The company makes 2.5 Dreamliners per month. It expects to boost monthly output to 3.5 in the second quarter, and five by the end of 2012.
Much of that output is destined for Japan, where Boeing dominates its European rival Airbus
In addition to the 35 jetliners destined for JAL, rival All Nippon Airways <9202.T> has ordered 55 787s and expects a further 20 to join its fleet by the end of March next year. The five aircraft now in service by ANA are operating as normal, a spokesman said.
ANA also said it was in talks with Boeing regarding future deliveries following the fuselage problem.
We don't see any big impact, but it might push things back two or three months, spokesman Ryosei Nomura said.
Boeing's Dreamliner is the world's first commercial airplane made largely of lightweight carbon composites and entered service last year with ANA.
Boeing has taken 870 orders for the plane, which boasts greater fuel efficiency over rivals, but has been plagued by development and production delays, including a shortage of nuts and bolts in 2007, a 58-day labour strike in 2008 and a fire on a 787 test flight in 2010.
For JAL, which entered bankruptcy in January 2010 and is slated to emerge with a new stock exchange listing this year after a government-led bailout, a further wait for new jets will stall plans for use on high turnover routes including to New Delhi, Moscow and Beijing in March, followed by Singapore and Boston later in the year.
Boeing said it is working to fix the problem.
We have the issue well-defined and are making progress on the repair plan, Boeing spokesman Scott Lefeber said on Sunday. There is no short-term safety concern. Repairs, should they be needed, will be implemented in the most efficient manner possible.
Lefeber declined on Monday to comment on how many airplanes are being inspected, saying only that Boeing was working its way through the production line. A report from Flightglobal said three airplanes were affected.
Lefeber said that, in some instances, Boeing had discovered signs of delamination, which occurs when repeated stress causes laminated composite materials to begin to separate.
The problem occurred in a part of the 787 fuselage made at a Boeing plant in South Carolina. Boeing purchased the plant in 2009 from Vought Aircraft Industries.
We've already taken appropriate steps to address this issue there, Lefeber said, referring to the South Carolina factory.
But one expert said the problem also raises questions about manufacturing practices at the South Carolina plant.
This is strictly a production problem, said Hans Weber, president of Tecop International, a technology management consultancy.
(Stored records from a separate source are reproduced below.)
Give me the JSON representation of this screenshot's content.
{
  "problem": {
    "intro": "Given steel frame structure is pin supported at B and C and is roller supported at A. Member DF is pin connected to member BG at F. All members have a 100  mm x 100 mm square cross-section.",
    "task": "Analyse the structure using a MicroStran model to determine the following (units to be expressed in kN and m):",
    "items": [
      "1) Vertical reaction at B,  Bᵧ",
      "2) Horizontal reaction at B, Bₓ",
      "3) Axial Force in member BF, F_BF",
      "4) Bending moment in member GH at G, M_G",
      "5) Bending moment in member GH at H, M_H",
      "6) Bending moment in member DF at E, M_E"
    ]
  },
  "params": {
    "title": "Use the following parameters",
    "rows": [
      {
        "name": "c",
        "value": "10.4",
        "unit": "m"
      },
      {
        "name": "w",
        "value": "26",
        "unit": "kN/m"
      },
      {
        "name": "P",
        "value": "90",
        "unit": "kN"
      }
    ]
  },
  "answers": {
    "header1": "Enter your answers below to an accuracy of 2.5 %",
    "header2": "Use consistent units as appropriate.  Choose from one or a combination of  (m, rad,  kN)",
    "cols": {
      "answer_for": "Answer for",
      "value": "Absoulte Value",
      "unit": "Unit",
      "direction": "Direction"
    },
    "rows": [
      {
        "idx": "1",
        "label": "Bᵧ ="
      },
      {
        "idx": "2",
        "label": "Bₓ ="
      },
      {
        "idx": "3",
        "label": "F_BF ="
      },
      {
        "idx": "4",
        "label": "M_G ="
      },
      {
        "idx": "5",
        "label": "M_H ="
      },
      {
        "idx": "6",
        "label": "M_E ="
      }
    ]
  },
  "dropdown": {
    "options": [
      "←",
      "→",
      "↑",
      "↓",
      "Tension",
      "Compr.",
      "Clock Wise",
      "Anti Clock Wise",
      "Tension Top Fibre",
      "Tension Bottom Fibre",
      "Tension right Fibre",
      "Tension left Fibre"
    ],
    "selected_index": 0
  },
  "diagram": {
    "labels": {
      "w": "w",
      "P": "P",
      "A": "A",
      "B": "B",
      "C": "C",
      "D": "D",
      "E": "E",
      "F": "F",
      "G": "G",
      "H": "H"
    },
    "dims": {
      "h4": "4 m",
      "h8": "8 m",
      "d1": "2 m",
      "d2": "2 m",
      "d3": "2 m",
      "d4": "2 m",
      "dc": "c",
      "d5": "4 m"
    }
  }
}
This is not a design problem. This is not even a production process problem. This is a problem of people improperly doing the assembly.
Other analysts however said Boeing is likely to overcome its latest glitch quickly.
Richard Aboulafia, an aerospace analyst at Virginia-based Teal Group, said problems related to the 787 are often magnified by the public because the plane incorporates new technology.
There are people who are concerned about the use of composites. It's a minority view, Aboulafia said. Delamination, of course, goes to the very heart of the risk associated with this particular technology - composite materials in primary structures.
RBC Capital Markets analyst Rob Stallard said the shimming issue spoke to the integrity of the composites used in the 787, but he did not think it would disrupt the program.
When you think of the big problems we've seen on the 787 over many, many years, this just looks like noise, Stallard said. I'm sure these things happen in development programs all the time.
Airbus recently blamed a combination of manufacturing and design flaws for wing cracks on its A380 superjumbo. The company said it had found a simple remedy for the problem, easing concern among analysts.
(Additional reporting by Lisa Von Ahn and Gunna Dickson; Editing by Ed Lane)